The awards range from white to purple, and can be claimed at any World Record status WA1440 shoot. To do so you must reach a certain score threshold and fill in a form at the end of the tournament.
The following table lists the required scores for all bowstyles. For cadet (junior) rounds please see the full tables on the World Archery awards page.
Please note that WA stars cannot be back-claimed. I.e. if you claim a red in your first competition you cannot claim blue-white in subsequent competitions.
World Archery Target Award
The WA (formerly FITA) target awards are run by World Archery and awarded for rounds other than the WA 1440.

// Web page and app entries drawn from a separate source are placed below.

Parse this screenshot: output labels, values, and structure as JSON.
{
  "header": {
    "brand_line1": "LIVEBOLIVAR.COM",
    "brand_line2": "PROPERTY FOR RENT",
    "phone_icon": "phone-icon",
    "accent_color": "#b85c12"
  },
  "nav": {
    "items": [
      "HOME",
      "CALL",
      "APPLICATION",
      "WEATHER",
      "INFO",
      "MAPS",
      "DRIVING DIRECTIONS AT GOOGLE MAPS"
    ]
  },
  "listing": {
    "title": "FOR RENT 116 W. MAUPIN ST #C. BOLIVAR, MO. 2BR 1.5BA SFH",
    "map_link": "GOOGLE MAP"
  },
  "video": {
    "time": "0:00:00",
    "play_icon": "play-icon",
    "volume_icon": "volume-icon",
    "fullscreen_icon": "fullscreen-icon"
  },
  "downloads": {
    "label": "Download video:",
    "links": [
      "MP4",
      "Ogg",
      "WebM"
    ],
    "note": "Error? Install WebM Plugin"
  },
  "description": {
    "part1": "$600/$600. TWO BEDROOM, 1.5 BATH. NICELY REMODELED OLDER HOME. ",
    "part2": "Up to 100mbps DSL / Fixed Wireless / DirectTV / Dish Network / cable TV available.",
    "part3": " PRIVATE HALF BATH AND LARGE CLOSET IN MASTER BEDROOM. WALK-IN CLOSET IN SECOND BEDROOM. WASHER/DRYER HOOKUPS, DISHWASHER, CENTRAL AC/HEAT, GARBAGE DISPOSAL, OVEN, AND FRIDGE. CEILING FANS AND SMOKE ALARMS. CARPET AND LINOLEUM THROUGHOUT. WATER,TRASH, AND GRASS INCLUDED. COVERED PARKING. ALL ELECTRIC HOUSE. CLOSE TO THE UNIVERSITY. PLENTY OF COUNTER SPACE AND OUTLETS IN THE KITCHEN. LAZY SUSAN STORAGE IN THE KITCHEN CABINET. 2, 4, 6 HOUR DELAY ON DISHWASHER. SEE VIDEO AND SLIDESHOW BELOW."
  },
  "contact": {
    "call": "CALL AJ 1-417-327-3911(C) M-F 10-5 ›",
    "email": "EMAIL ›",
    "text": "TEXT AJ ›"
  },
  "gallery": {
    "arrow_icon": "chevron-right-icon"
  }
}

The awards range from white to purple, and can be claimed at any World Record status shoot other than a 1440. To do so you must reach a certain score threshold and fill in a form at the end of the tournament.
The following table lists the eligible rounds and required scores for recurve and compound bows. For cadet (junior) rounds and barebow please see the full tables on the World Archery awards page.
|WA 18/WA 25||500||525||550||575||585||595|
Please note that WA target awards cannot be back-claimed. I.e. if you claim a red in your first competition you cannot claim blue-white in subsequent competitions.
The EAF English Crosses are run by Archery England (formerly the English Archery Federation). They are available for reaching certain score thresholds at any UK or world record status 1440 shoot in the UK.
Badges range from green to purple, and should be claimed directly from Archery England after an event by completing the form on their website. The website also lists the scores required for senior and junior archers in each bowstyle. Each badge costs £3.50.
Please note that, unlike the WA and Rose awards, these badges can be back-claimed, though each individual badge may only be claimed once.